Keep an eye on Nationals RHP Mason Thompson. I get asked a fair bit about which pensmen I’m adding, or how I’d rank the game’s top relief prospects, which is awesome. It’s something I take pride in: the way I treat relievers as actual citizens of Prospect World who could help fantasy teams thrive, rather than, I dunno, just flat out ignoring all relievers. I realize that’s not a high bar to clear, but here we are and that’s the bar, and I’m happy to clear it. Simply by taking Felix Bautista and Bubba Thompson in the prospect one mocks, I was way out in front on those league standings before the leagues got deleted. I realize it matters not to dominate a mock draft in a prospect league that will never happen, but it seemed indicative of the general approach around the dynasty game, where time is irrelevant to so many. I prefer to win now and later, if I can manage that. Time is money. I am utterly unmotivated to surrender several hundred dollars while I await my opportunity to strike; thus, guys like Camilo Doval and Felix Bautista and Mason Thompson tend to be on my rankings and radars.
No offense to Kyle Finnegan, who has performed admirably in the closer role during parts of these past two seasons, but Mason Thompson has a 0.66 WHIP and 0.66 ERA across 13.2 innings this season, and that’ll play. He went three innings for the save on September 5, facing just ten batters in an outing so easy-breezy that Thompson was approached by Cover Girl after the game. He’s recorded just eight strikeouts so far, but that will even out, and honestly, I don’t care if he’s a bit light in that category. I just don’t want my relievers hurting my ratios. I’ll take the high-K guy when I can get him, of course, but the lack of punchouts on the baseball card might actually serve to suppress Thompson’s value over the off-season, and I’m here for that.
Red Sox SS Matthew Lugo (21, A+) has been as good as it gets over the past month, pacing his sidewalks and stepping between the cracks while slashing .384/.455/.626 with six home runs and ten stolen bases across 25 games.

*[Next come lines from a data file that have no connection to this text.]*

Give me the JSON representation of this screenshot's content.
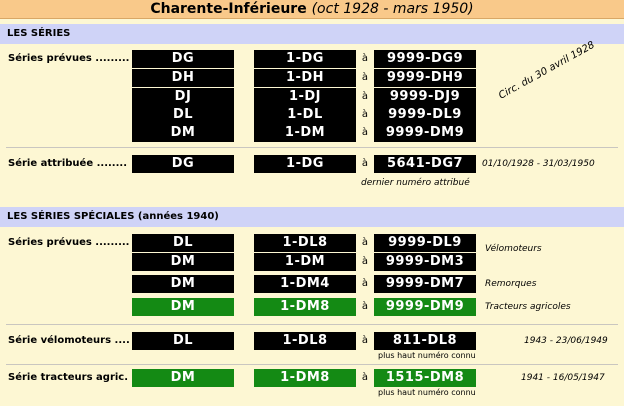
{
  "header": {
    "title": "Charente-Inférieure",
    "subtitle": "(oct 1928 - mars 1950)"
  },
  "sections": {
    "series": "LES SÉRIES",
    "special": "LES SÉRIES SPÉCIALES (années 1940)"
  },
  "labels": {
    "prevues": "Séries prévues .........",
    "attribuee": "Série attribuée ........",
    "prevues2": "Séries prévues .........",
    "velo": "Série vélomoteurs ....",
    "tract": "Série tracteurs agric."
  },
  "a": "à",
  "rows1": [
    {
      "s": "DG",
      "from": "1-DG",
      "to": "9999-DG9"
    },
    {
      "s": "DH",
      "from": "1-DH",
      "to": "9999-DH9"
    },
    {
      "s": "DJ",
      "from": "1-DJ",
      "to": "9999-DJ9"
    },
    {
      "s": "DL",
      "from": "1-DL",
      "to": "9999-DL9"
    },
    {
      "s": "DM",
      "from": "1-DM",
      "to": "9999-DM9"
    }
  ],
  "circ": "Circ. du 30 avril 1928",
  "attrib": {
    "s": "DG",
    "from": "1-DG",
    "to": "5641-DG7",
    "dates": "01/10/1928 - 31/03/1950",
    "note": "dernier numéro attribué"
  },
  "rows2": [
    {
      "s": "DL",
      "from": "1-DL8",
      "to": "9999-DL9",
      "note": "Vélomoteurs"
    },
    {
      "s": "DM",
      "from": "1-DM",
      "to": "9999-DM3",
      "note": ""
    },
    {
      "s": "DM",
      "from": "1-DM4",
      "to": "9999-DM7",
      "note": "Remorques"
    },
    {
      "s": "DM",
      "from": "1-DM8",
      "to": "9999-DM9",
      "note": "Tracteurs agricoles"
    }
  ],
  "velo": {
    "s": "DL",
    "from": "1-DL8",
    "to": "811-DL8",
    "dates": "1943 - 23/06/1949",
    "note": "plus haut numéro connu"
  },
  "tract": {
    "s": "DM",
    "from": "1-DM8",
    "to": "1515-DM8",
    "dates": "1941 - 16/05/1947",
    "note": "plus haut numéro connu"
  },
  "colors": {
    "plate": "#000000",
    "green": "#148a14",
    "band": "#cfd3f7",
    "title": "#f9c98a",
    "bg": "#fdf7d3"
  }
}
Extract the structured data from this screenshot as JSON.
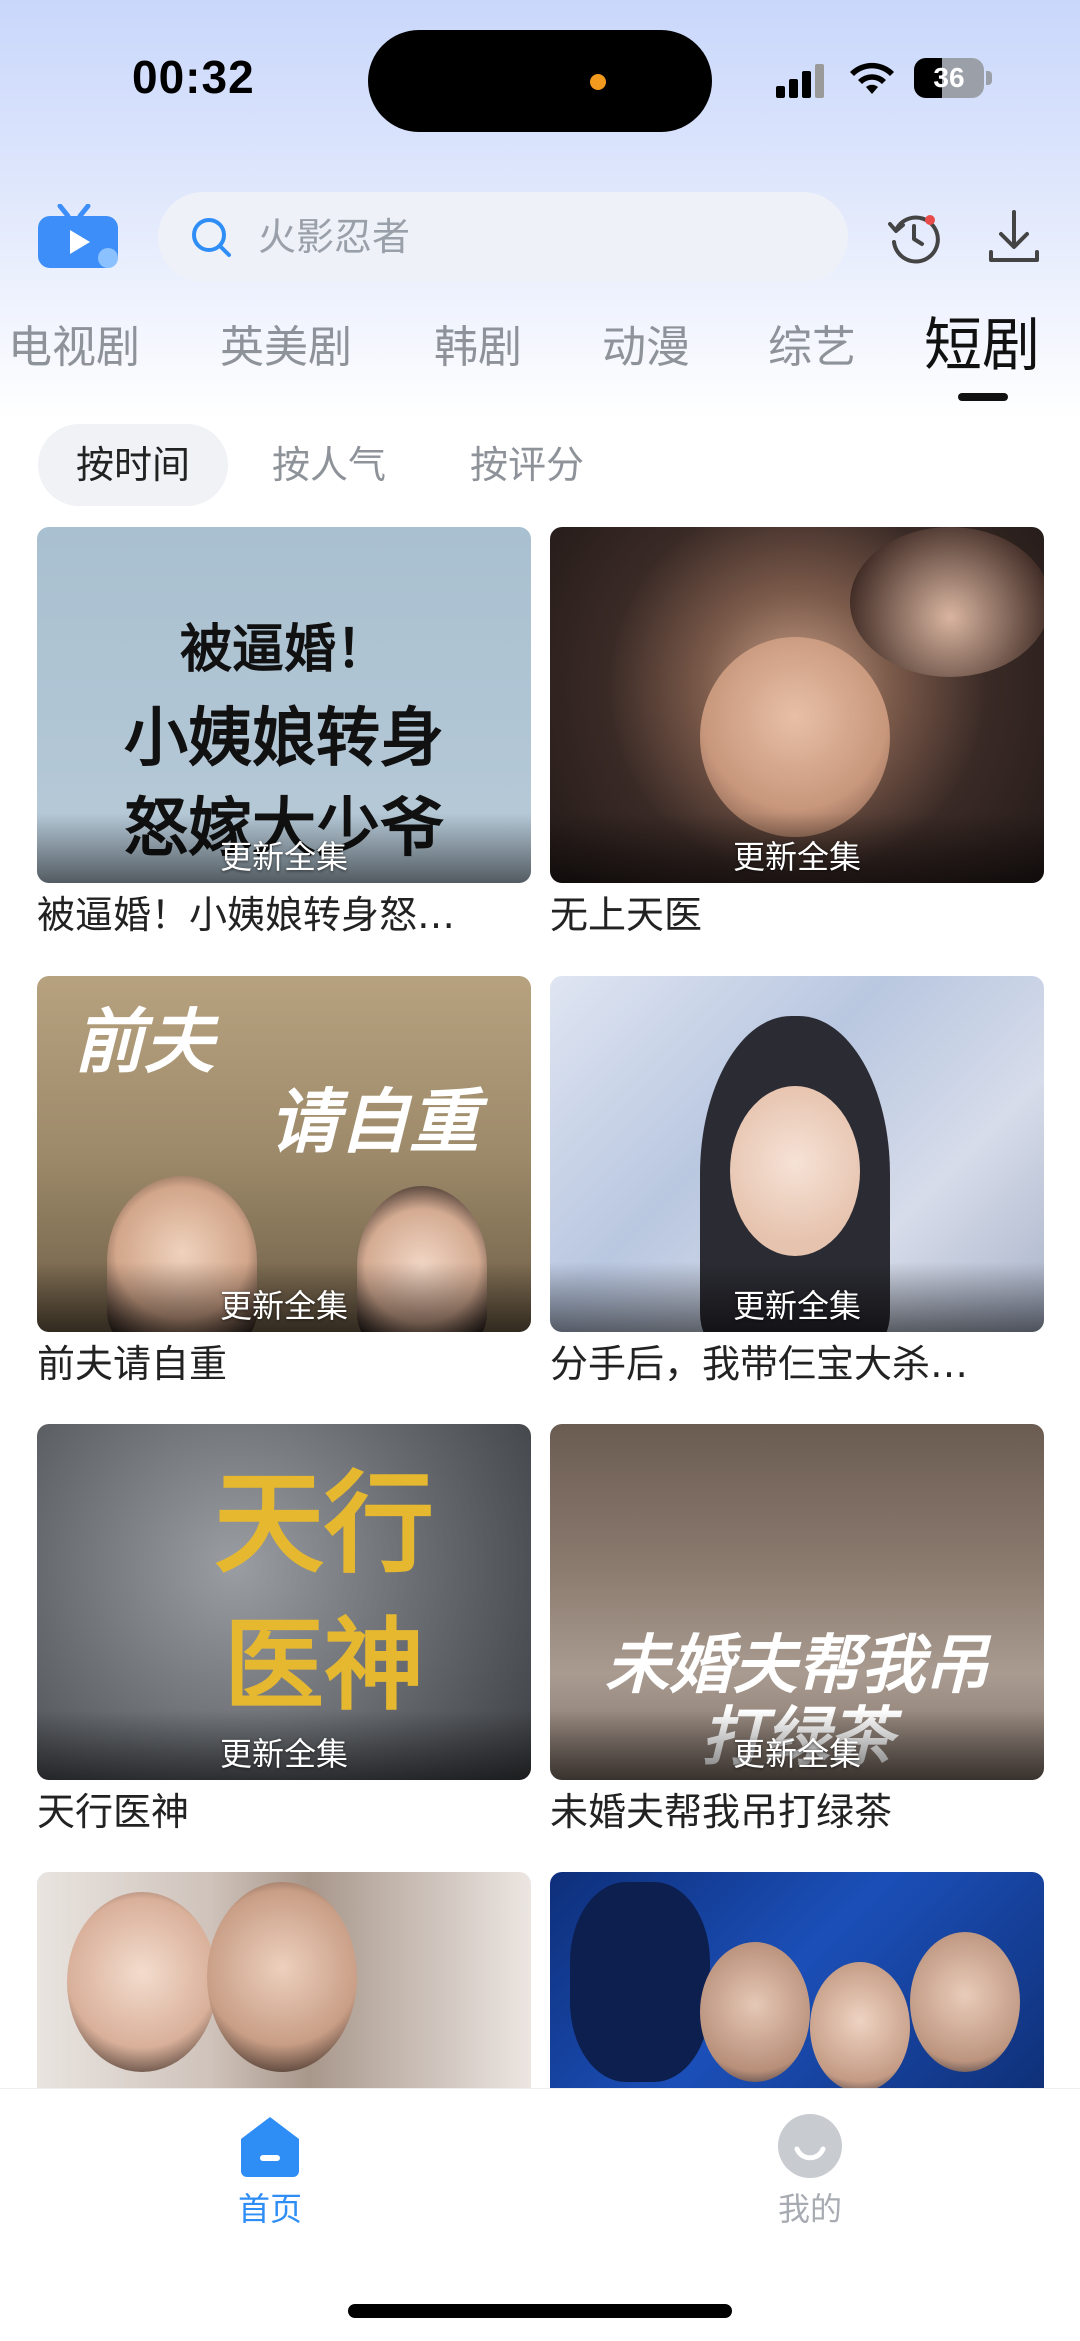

Diamondbacks 1B Leandro Cedeno got promoted to Triple-A this week, and while he’s struggled in just four games there, we should have him on our minds for deep redraft leagues next season. He might be catcher eligible in most formats next year, but his path to playing time is probably at first base and designated hitter. It’s crowded in that desert snake pit, but Cedeno slashed .310/.374/.563 with 30 home runs in 109 Double-A games. Some of those home runs are still flying. Thanks in part to the pandemic, Cedeno aged out of the Cardinals system, but he’s shown promise with the bat throughout his career and will be a unique piece as long as he carries catcher eligibility.
Mets 3B Mark Vientos was recalled to replace injured outfielder Starling Marte. The 6’4″ 220 lb former shortstop could probably fake it til he made it in an outfield corner. Manager Buck Showalter values solid outfield defense, so Vientos might be relegated to a short-side platoon option unless he bargers his way into playing time. He struck out 28.6 percent of the time in Triple-A but still slashed .280/.358/.519 with 24 home runs in 101 games. Pretty strong showing for a 22-year-old playing against guys 4.3 years his senior on average.
One quick prospect adjacent note: Yankees OF Miguel Andujar was pretty close to a can’t miss prospect before injuries rendered him closer to a can’t hit free agent floating around in dynasty waiver wires. Might be more noise than signal, but Andujar is hot right now, and New York needs all the hitters it can get.
Thanks for reading!
I’m @theprospectitch on Twitter.